COURTESY OF CRIMINAL RECORDS NORTHWEST • A significant act in Portland blues history, Brown Sugar of the early 1970s featured (left to right) guitar player/singer Lloyd Jones, sax player Danny Fincher, guitarist Jim Mesi, bassist Al Kuzens, drummer Bob Lyon and harmonica player Paul deLay.
'They were damn good'
Paul Jones, 64, who still drums in his off time from working for a crane company, says the public has always been fascinated with deLay, even through the larger-than-life musician's trials and tribulations with drug trafficking. DeLay served 41 months in federal prison in the early 1990s. What better way to re-introduce deLay than to go back to his musical birth, Jones says.
The band's lone record, the four-song 'Brown Sugar's Greatest Hits,' was an oxymoron, considering it was its only official recording.
'It was a phenomenal band. I still listen to that stuff,' Campbell says, of Brown Sugar, which later added a drummer when Lloyd Jones took up guitar, and a sax player.
'They turned into a six-piece band in the 1970s, and they were this big, fat full band with a lot of power,' Paul Jones adds. 'They came out and hit you in the face.'
'They were like any number of white postwar Chicago/West Coast blues bands,' Varner adds, 'except they were damn good.'
Brown Sugar played its last gig on New Year's Eve, ringing into the bicentennial year of 1976. From there, it became the Paul deLay Band, the staple of Criminal Records with five albums produced.
DeLay's talent showed itself early.
'I can tell you, when I first saw him in 1973, I was on the floor,' Varner says. 'He was unbelievably well-developed that early in his career.
'Later in his career he'd do things called overblows, which are very, very difficult - changing the key by not bending the shape of the mouth. You're blowing so hard you have to change the key. I swear to God, you didn't want to get in front of him, because reeds would start flying.'
'He was a master of the chromatic harmonica, which very few people can master,' Campbell adds. 'He listened to all the blues harmonica greats. … I don't think Paul understood his talent, and I don't know how he came by it, except that he was studious. He was well-schooled, but always trying to push the envelope.'

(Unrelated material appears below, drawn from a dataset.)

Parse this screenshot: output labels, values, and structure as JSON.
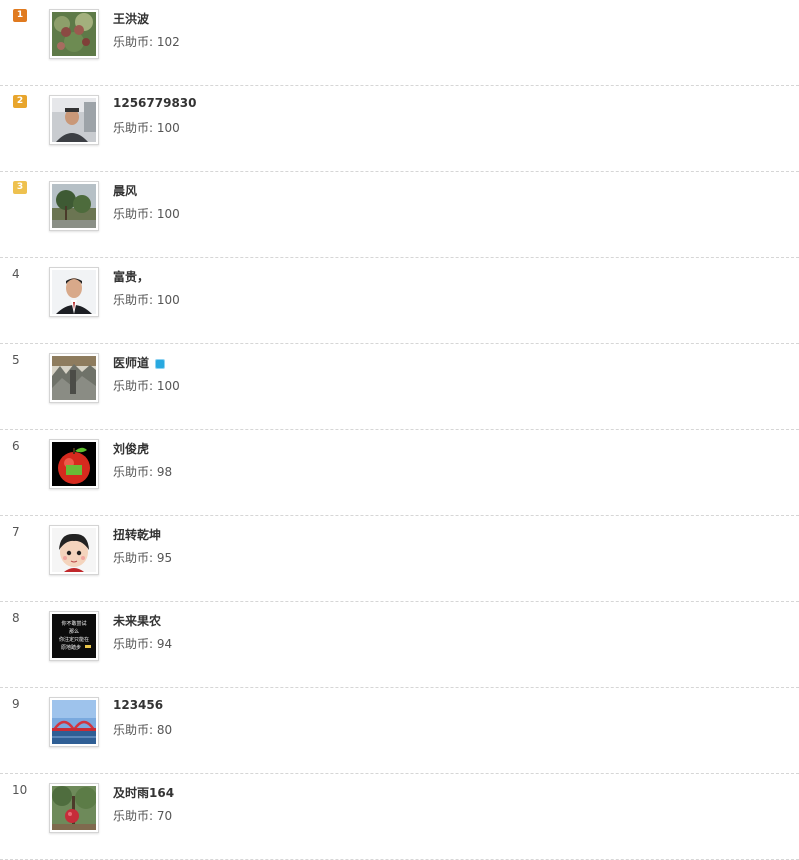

Adds Varner: '(Curtis) Salgado shares this trait: He also had a wonderful memory for other people's chops. Maybe it was why he was able to avoid being so derivative. They hear (music) and avoid the clichés.'
Early Portland blues
Campbell, Jones and Varner remember deLay as being a bit high-maintenance.
Says Campbell: 'We recorded a tune called 'Would You Baby,' and he played straight position harmonica. He did 54 takes of a 12-bar solo before he was satisfied. He was really a pain in the ass,' a comment that draws laughter among deLay's friends.
'It was tough to get him in the studio, because he was so self-conscious,' Campbell adds. 'He was an enormous personality, but he had a shy, self-conscious side. Once on stage, right at the downbeat, he was on the rest of the night.'
DeLay battled alcohol and drug addiction.
'But, no matter what was on the dark side of deLay's street, I never saw him screw up a gig,' Paul Jones says. 'He showed up at every gig ready to go. He never showed up drunk or embarrassed us or we had to cancel a gig. Everything he did off stage was another story; on stage, his name was on it. That meant a lot to him.'
The guys behind Criminal Records (criminalrecordsnw.com) are enthused about their project, and plan to meet with Lloyd Jones, Mesi and Kuzens about it.
Paul Jones says they don't expect to get rich, and Varner says they won't be buying any islands in the Caribbean, but it'll be nice to re-introduce early Portland blues to the public.
'I do believe there's a market for it,' Varner says.